Memory Management is a tough topic in managed runtime environments like .NET or Java. Checking the available performance counters is a good start to identify memory leaks or memory problems. The .NET Runtime exposes several interesting counters that should be monitored:

  • Gen0, Gen1, Gen2 and Large Object Heap Size
  • Gen0, Gen1 Promoted Bytes/Sec
  • Promoted Memory from Gen0, Gen1
  • Total commited and reserved Bytes

Using a Performance Counter Monitoring tool like Windows System Monitor (Control Panel->Administrative Tools->Performance) gives you a good live overview of your processes memory. The following image shows the Gen0 (green), 1 (yellow), 2 (orange) and Large Object Heap Size (red) of two processes on my system. The two processes are two instances of an ASP.NET Worker Process. One is hosting the frontend ASP.NET Web Application, the other is hosting the backend ASP.NET Web Services.

Shows all Generation Heap Sizes
Shows all Generation Heap Sizes

Looking at the dynaTrace memory graph above shows me that I seem to have a memory problem on my frontend process. I trusted those values and spent quite some time to figure out what the memory leak actually is creating different memory dumps to identify the growing objects by comparing the individual dumps. Interestingly enough – the dumps of my frontend component didn’t indicate any problem. Just out of curiosity I did dumps on my backend process and was surprised to find a huge leak there.

.NET Heap Counters are not always accurate

When having more than one process instance of the same application .NET Heap Counters are not always accurate. Here is why:

Additionally to the Heap Counters I also monitored the general process performance counters. Here is what the counters looked like for my frontend and backend process:
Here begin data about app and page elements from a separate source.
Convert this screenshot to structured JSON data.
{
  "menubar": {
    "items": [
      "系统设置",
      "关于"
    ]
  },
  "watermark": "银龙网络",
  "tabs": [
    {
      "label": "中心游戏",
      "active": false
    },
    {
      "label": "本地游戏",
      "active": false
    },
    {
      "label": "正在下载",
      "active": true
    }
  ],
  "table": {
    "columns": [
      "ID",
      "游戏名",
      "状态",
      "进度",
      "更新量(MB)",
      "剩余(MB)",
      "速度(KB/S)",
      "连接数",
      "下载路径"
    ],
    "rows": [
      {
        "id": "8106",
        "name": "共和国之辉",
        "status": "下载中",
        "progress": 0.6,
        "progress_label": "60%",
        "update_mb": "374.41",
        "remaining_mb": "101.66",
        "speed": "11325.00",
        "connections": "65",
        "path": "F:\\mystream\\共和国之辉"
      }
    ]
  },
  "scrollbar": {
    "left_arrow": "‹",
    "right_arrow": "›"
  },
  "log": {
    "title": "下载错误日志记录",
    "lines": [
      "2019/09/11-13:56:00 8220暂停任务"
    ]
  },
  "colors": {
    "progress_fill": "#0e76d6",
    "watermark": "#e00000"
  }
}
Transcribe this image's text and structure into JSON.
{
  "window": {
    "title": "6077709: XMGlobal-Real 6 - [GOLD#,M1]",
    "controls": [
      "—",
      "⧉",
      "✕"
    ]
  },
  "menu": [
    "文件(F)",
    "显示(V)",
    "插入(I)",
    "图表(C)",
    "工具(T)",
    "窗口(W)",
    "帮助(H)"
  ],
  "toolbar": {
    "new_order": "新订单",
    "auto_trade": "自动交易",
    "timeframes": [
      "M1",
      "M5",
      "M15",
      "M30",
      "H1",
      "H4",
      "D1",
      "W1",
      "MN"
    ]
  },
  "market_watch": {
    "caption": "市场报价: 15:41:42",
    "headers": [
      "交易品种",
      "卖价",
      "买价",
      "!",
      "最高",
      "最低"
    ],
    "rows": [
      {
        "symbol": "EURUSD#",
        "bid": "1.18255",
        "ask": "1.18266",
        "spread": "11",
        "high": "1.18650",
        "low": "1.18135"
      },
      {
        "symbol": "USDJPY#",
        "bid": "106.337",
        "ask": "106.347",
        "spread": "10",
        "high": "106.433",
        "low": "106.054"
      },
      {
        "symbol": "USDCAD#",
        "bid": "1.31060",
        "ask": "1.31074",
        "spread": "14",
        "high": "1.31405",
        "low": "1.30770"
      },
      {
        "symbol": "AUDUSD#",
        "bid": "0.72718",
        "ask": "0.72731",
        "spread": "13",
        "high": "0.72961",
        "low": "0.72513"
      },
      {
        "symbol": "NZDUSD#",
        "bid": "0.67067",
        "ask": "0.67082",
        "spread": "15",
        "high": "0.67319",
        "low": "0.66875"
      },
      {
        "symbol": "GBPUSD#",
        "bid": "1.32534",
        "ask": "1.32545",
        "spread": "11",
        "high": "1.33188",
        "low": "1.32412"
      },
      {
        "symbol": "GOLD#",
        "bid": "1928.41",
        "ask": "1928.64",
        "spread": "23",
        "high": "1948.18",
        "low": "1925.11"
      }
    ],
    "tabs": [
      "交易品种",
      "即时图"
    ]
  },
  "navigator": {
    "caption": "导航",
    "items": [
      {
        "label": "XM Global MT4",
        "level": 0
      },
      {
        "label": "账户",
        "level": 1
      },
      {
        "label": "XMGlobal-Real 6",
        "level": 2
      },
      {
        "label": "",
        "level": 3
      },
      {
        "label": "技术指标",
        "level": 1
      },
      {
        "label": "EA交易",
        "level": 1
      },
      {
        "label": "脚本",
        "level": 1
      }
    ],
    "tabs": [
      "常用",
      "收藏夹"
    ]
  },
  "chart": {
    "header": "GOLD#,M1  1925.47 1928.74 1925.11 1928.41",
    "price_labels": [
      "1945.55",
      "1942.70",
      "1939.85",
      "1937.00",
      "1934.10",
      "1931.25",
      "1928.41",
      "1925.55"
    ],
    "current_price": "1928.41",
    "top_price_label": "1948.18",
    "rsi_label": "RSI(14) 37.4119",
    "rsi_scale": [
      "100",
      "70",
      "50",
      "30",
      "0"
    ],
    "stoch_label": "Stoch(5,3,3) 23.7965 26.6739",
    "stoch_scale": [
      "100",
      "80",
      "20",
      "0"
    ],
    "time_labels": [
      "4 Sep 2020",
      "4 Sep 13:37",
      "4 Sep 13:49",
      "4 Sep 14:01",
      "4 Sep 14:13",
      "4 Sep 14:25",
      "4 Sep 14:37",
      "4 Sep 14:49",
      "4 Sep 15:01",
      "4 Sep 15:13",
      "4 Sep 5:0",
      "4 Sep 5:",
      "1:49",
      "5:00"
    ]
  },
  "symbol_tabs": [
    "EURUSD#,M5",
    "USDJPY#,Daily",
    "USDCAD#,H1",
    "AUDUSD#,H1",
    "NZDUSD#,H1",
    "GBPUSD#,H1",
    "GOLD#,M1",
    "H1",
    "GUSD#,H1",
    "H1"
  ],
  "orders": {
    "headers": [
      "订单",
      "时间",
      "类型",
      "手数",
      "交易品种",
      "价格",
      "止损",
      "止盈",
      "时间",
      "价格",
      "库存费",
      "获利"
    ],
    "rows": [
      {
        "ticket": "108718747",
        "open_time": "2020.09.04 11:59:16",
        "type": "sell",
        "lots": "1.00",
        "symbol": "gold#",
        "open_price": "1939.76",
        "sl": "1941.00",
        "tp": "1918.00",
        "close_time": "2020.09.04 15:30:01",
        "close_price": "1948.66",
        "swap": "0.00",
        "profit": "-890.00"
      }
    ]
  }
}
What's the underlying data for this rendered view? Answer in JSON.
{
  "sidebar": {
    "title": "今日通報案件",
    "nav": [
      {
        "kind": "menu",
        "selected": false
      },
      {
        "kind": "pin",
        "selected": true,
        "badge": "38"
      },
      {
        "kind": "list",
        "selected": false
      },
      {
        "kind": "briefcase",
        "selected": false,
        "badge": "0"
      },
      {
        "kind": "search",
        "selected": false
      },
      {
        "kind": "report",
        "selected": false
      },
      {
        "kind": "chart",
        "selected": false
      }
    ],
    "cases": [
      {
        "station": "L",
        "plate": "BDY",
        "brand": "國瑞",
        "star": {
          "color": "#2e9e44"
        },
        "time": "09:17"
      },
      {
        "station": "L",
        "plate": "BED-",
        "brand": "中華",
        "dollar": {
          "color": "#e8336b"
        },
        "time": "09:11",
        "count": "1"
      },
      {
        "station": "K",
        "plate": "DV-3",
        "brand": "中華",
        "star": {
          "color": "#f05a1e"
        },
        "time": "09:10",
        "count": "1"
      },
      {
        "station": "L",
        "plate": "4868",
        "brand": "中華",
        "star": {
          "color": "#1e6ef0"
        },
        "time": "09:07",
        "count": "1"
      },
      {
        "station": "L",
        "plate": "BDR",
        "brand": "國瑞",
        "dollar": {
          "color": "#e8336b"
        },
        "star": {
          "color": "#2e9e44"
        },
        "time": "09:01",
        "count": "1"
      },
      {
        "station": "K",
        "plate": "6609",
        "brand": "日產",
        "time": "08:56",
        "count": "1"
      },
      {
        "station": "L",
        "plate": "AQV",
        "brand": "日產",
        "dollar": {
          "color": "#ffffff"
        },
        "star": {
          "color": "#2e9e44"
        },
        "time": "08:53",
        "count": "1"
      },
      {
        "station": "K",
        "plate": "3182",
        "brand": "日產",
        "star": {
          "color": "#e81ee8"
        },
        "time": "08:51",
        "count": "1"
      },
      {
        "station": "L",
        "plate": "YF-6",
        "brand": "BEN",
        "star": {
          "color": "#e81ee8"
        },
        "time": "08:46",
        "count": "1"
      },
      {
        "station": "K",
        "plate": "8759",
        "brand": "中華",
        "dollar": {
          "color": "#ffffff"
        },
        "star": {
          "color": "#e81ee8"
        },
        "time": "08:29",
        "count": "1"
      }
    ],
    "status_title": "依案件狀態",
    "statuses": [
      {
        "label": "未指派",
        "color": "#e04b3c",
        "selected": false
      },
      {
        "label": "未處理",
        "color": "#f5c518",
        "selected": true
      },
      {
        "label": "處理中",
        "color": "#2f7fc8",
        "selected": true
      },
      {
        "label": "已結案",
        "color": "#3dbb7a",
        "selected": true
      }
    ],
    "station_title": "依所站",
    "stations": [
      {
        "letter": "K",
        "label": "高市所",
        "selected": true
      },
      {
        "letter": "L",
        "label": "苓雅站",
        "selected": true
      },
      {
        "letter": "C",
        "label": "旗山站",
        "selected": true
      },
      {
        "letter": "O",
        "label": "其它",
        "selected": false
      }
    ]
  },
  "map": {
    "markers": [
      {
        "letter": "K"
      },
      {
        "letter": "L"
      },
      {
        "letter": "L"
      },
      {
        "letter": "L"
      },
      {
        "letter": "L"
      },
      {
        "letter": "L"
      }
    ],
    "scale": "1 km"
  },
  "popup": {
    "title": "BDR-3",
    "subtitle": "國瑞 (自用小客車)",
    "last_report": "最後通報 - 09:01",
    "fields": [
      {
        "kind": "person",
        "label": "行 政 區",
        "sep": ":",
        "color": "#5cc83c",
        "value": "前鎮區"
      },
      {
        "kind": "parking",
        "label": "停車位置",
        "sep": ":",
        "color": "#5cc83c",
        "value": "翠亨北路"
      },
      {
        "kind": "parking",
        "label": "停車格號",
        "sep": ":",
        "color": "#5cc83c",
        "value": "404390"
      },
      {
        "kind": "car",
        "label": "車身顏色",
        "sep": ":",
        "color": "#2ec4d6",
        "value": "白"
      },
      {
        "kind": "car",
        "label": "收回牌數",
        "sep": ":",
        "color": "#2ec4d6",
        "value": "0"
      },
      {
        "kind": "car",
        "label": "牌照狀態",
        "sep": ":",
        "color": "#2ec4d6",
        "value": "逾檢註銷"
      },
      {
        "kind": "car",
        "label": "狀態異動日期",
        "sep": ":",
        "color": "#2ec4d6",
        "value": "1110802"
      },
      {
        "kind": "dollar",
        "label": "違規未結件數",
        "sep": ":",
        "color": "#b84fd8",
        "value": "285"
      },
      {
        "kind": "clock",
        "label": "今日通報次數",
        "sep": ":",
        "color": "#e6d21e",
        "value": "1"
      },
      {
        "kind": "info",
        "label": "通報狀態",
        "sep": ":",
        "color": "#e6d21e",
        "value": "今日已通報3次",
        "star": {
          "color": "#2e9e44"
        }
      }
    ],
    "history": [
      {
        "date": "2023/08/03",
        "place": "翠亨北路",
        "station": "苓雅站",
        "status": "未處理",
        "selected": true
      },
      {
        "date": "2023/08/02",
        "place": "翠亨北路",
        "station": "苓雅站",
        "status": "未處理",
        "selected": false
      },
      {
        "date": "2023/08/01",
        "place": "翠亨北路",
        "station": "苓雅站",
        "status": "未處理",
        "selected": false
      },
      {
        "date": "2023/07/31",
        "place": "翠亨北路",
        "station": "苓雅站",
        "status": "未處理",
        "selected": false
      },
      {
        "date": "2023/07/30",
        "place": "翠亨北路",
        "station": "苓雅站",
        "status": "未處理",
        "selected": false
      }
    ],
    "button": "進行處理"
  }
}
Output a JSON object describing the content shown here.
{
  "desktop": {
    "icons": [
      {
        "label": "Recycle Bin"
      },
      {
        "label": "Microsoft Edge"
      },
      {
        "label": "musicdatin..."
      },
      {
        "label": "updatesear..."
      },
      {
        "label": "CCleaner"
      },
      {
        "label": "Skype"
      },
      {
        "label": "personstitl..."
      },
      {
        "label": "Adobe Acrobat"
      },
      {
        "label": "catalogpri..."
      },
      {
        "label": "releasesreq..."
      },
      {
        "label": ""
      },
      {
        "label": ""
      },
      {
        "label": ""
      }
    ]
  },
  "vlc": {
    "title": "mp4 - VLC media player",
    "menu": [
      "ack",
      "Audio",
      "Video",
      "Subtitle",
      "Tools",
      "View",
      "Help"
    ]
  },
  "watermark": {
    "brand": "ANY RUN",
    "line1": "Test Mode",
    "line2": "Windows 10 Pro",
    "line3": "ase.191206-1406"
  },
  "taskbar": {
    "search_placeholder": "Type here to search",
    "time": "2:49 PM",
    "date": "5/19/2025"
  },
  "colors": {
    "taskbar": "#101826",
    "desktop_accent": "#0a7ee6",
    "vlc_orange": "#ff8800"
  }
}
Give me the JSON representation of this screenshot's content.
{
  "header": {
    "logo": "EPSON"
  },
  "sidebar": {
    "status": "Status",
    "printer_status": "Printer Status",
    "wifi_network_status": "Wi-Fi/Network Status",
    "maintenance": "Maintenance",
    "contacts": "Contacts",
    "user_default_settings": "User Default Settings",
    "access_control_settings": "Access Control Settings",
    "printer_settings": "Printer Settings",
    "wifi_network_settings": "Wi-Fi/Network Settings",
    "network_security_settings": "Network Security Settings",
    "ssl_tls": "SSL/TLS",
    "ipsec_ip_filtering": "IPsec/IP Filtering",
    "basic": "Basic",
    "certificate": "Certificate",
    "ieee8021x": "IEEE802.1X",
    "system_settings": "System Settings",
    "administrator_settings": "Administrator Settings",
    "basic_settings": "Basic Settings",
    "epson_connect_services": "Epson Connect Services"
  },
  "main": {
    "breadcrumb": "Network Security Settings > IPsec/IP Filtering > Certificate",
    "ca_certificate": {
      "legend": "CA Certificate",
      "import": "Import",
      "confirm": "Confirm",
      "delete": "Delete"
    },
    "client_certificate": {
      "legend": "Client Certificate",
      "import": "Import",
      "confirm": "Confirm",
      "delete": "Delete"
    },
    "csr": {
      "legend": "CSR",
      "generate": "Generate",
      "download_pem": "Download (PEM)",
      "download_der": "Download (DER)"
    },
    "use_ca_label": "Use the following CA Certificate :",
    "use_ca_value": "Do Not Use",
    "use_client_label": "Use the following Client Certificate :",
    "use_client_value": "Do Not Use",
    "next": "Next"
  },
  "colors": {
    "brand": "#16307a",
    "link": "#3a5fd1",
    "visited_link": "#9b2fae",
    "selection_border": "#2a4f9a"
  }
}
General Memory Counters of both processes
General Memory Counters of both processes

These counters backed up the information I got from my memory dumps indicating the memory leak is actually in my backend process and not in the frontend. The frontend looks really fine with a flat line in the memory consumption.

What seems to be the problem?

In order to rule out a tool problem I used different tools for the performance counters. All tools showed the same inconsistency between Heap Counters and Memory Counters. It seems that this problem happens if you have more than one instance of the same application. In that case – the instance name of the process for the performance counters get an index appended. The first process would be “aspnet_wp.exe”, the second would be “aspnet_wp.exe#2” and so on. It seems that there is a problem in the .NET Framework publishing the Heap Counters to the correct object instance.

Conclusion

Performance Counters for Memory analysis in .NET Applications are a great source to identify memory problems. Be careful though when you run the same application multiple times on your machine. Especially when running ASP.NET Apps on IIS in different Application Pools. The above explained behaviour might not occur on every machine – I am sure it depends on the sequence that processes are started. I am going to forward this information to the folks at Microsoft.